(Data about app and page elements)
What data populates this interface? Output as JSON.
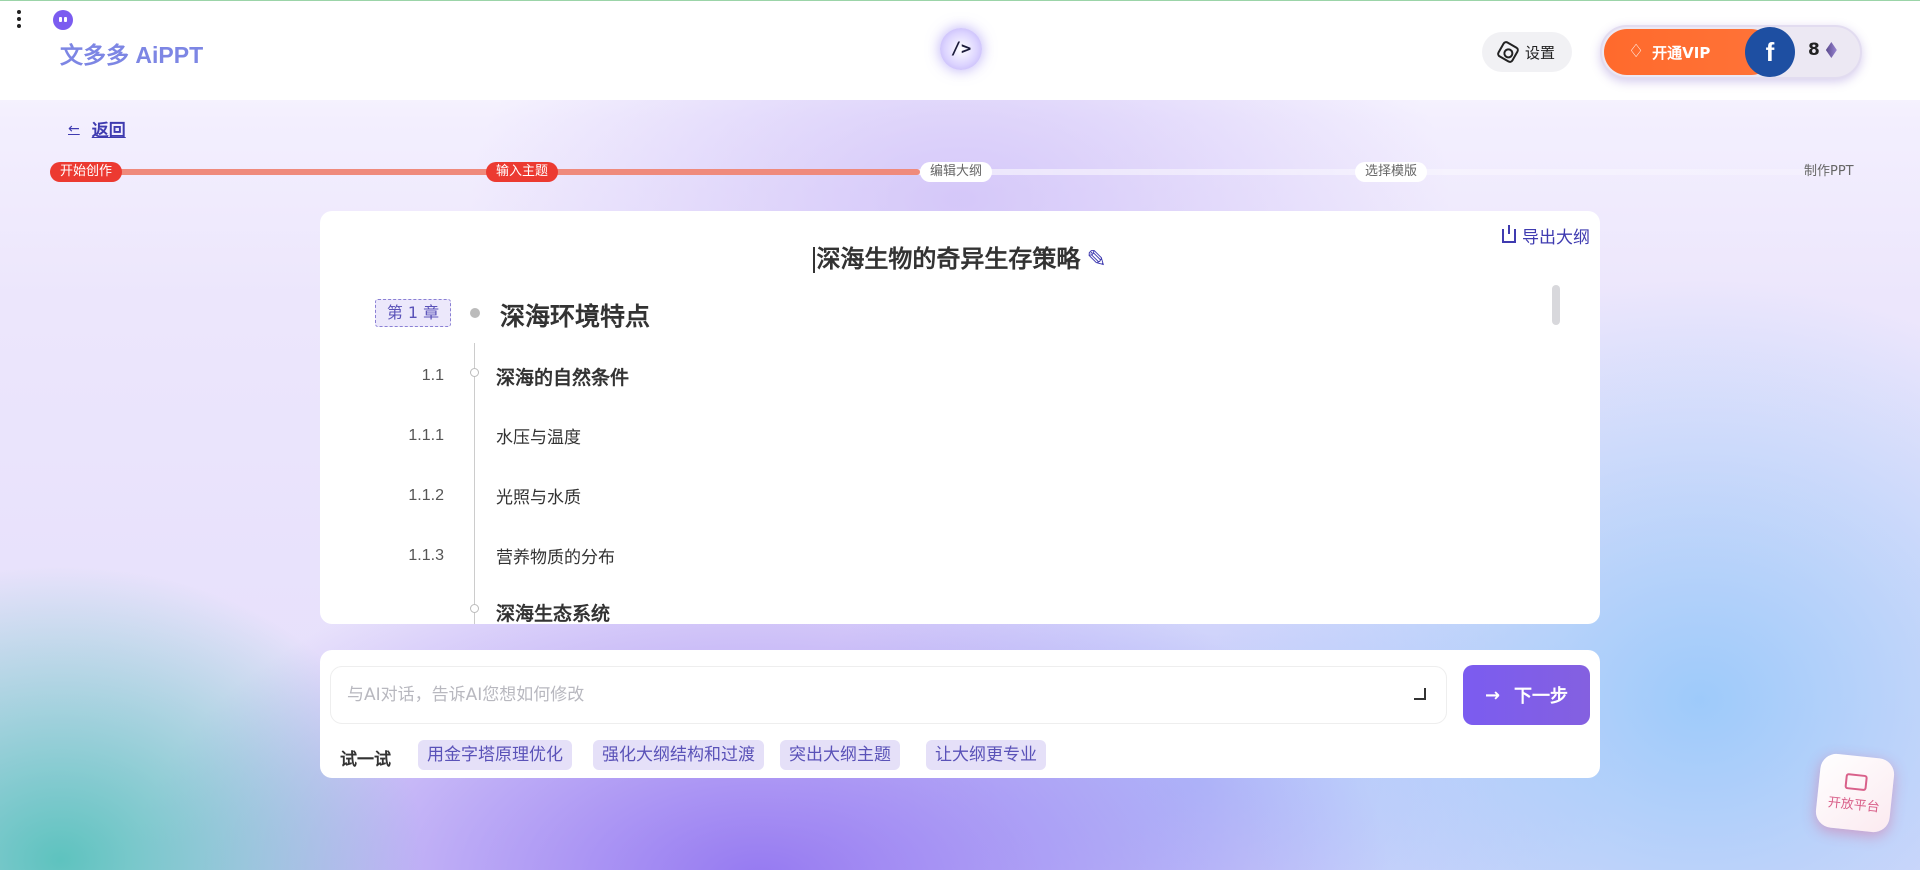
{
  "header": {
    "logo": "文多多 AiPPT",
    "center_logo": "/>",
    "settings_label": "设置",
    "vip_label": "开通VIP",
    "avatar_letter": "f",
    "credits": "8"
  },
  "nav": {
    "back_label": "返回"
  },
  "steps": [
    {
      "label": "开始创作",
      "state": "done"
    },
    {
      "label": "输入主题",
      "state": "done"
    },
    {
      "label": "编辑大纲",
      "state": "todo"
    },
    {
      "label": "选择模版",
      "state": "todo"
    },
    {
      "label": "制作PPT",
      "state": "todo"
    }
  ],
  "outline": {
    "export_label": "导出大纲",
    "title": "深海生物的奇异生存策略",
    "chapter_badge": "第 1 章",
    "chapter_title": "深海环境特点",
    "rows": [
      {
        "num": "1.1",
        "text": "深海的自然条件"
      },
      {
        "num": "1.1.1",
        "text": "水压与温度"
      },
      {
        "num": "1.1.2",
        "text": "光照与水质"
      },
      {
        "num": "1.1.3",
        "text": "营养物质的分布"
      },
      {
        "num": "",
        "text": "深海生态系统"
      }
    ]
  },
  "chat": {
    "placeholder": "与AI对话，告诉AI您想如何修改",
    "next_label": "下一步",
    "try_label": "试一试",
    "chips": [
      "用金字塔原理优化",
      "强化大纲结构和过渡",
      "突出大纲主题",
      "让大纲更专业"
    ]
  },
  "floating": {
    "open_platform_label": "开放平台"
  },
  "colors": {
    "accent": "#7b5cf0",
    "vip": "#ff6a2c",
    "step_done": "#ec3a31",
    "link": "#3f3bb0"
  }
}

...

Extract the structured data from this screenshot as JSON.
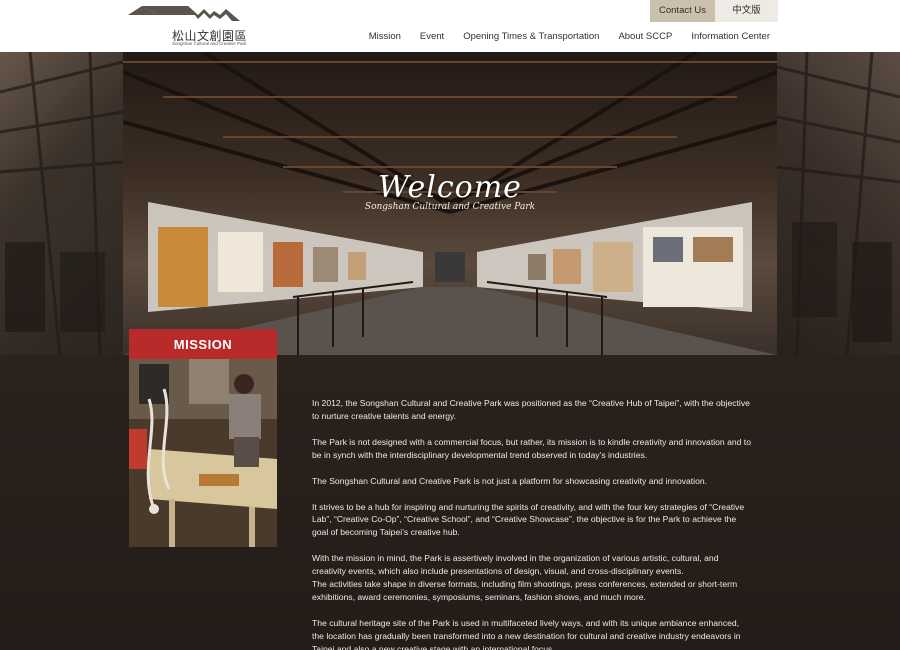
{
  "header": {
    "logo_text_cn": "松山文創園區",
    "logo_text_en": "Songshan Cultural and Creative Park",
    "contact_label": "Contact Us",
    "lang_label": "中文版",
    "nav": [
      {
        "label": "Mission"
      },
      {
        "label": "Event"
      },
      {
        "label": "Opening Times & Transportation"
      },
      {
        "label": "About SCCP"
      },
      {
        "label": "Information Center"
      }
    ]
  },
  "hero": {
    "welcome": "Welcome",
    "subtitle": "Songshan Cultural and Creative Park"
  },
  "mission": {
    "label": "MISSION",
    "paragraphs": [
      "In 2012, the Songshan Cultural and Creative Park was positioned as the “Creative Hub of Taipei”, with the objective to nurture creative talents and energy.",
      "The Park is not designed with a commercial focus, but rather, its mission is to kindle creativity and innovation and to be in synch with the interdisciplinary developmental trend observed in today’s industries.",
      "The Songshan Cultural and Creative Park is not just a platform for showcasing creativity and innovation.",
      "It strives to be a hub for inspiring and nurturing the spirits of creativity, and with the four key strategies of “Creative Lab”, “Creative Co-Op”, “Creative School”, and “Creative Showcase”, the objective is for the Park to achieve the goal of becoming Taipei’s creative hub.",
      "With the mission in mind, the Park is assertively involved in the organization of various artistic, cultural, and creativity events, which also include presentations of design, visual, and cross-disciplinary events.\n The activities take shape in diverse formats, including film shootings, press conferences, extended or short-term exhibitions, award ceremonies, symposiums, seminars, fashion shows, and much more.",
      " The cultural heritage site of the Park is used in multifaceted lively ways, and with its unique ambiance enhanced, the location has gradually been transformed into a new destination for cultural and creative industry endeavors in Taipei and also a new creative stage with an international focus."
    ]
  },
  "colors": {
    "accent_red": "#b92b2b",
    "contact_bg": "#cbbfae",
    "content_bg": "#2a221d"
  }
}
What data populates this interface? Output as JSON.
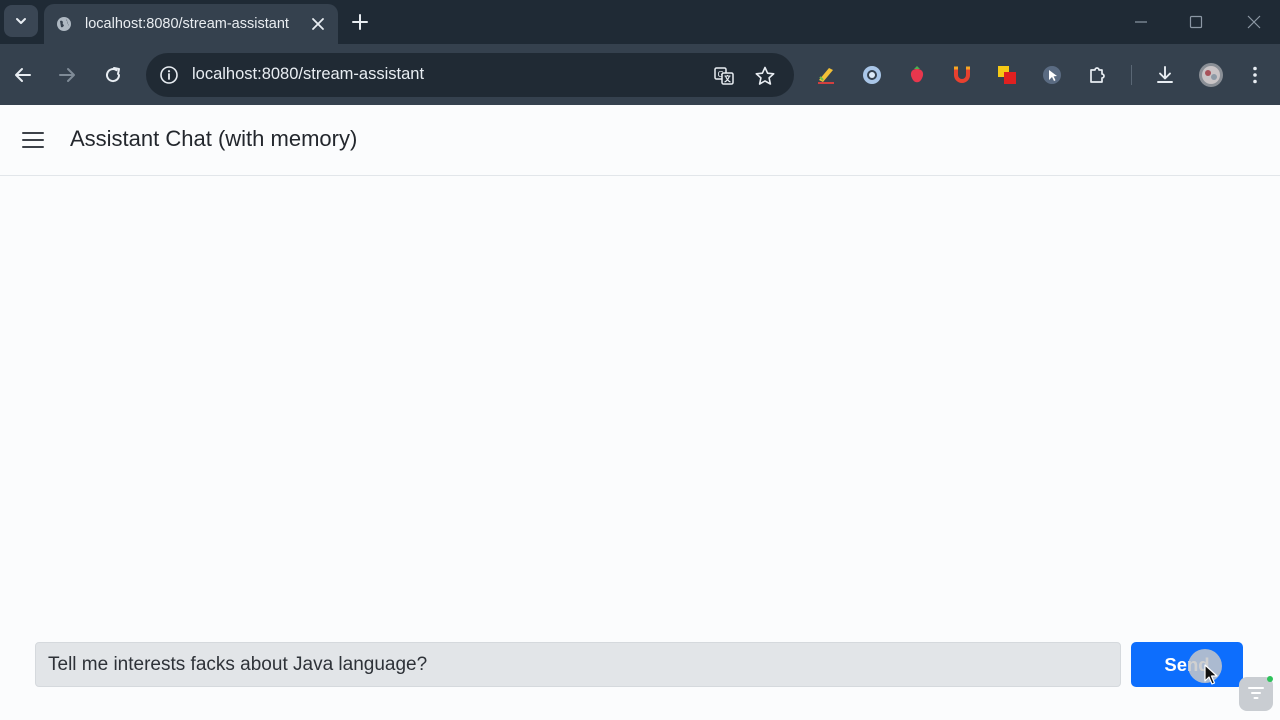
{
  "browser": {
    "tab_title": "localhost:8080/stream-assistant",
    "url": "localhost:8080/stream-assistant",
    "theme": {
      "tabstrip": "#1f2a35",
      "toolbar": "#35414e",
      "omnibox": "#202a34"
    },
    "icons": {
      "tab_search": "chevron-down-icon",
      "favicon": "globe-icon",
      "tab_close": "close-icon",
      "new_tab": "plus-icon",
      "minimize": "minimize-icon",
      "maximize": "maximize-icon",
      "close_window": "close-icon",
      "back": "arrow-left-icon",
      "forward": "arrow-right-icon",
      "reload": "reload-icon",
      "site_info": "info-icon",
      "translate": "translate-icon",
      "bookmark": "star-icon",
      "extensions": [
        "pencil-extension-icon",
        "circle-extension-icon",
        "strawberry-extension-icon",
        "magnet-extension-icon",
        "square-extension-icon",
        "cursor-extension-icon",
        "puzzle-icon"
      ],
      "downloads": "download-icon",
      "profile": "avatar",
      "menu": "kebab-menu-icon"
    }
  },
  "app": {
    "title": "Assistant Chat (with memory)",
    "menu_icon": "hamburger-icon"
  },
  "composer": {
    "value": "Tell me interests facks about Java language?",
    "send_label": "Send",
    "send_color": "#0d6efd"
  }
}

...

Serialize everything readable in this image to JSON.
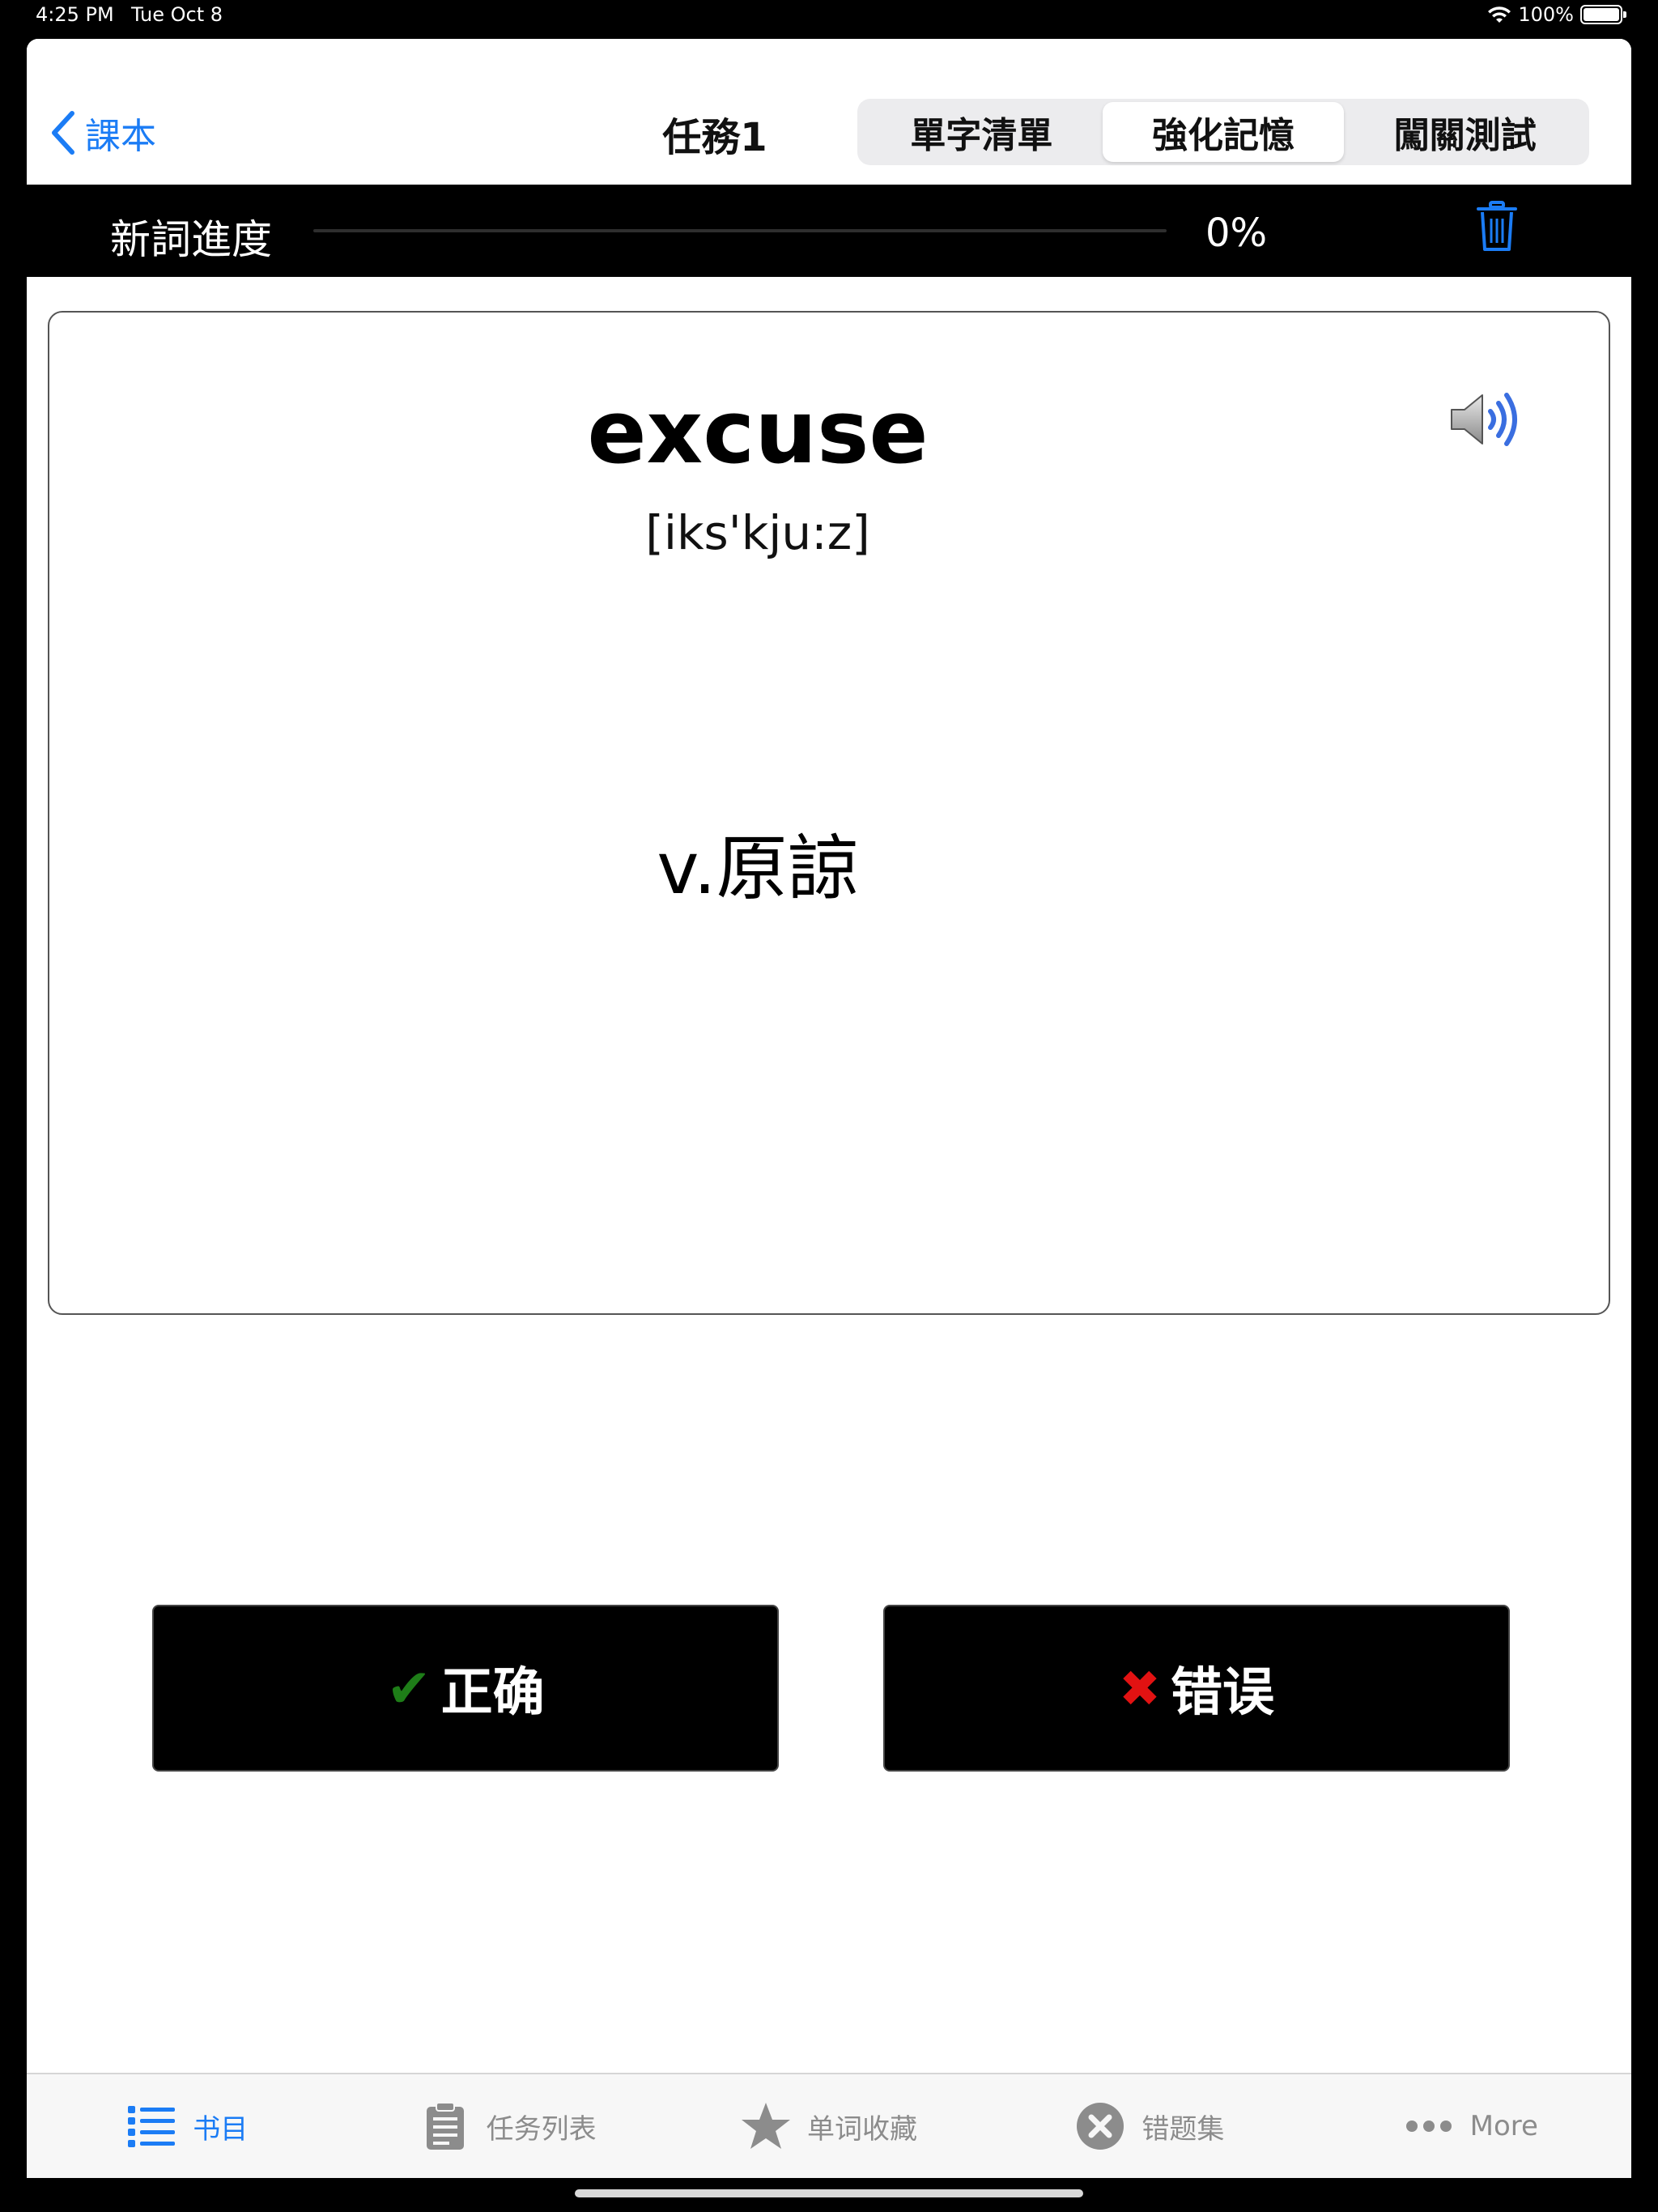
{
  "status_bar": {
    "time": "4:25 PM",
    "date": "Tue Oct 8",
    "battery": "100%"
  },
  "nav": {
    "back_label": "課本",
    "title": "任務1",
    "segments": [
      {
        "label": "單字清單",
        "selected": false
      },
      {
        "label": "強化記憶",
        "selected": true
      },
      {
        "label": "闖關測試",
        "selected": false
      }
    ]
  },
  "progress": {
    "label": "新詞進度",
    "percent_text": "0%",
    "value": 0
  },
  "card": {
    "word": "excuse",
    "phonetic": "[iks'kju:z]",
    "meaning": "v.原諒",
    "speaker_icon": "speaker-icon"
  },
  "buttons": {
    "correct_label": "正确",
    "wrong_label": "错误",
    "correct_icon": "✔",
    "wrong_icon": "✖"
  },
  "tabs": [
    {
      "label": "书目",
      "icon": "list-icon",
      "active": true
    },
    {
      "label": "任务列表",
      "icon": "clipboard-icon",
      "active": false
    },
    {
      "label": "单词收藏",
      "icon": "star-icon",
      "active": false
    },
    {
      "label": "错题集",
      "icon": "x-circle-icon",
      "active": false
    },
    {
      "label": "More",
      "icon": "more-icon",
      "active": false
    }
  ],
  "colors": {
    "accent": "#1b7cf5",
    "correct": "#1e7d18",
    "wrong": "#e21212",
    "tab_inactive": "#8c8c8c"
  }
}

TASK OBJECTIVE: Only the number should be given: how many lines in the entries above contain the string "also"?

RESULT: 2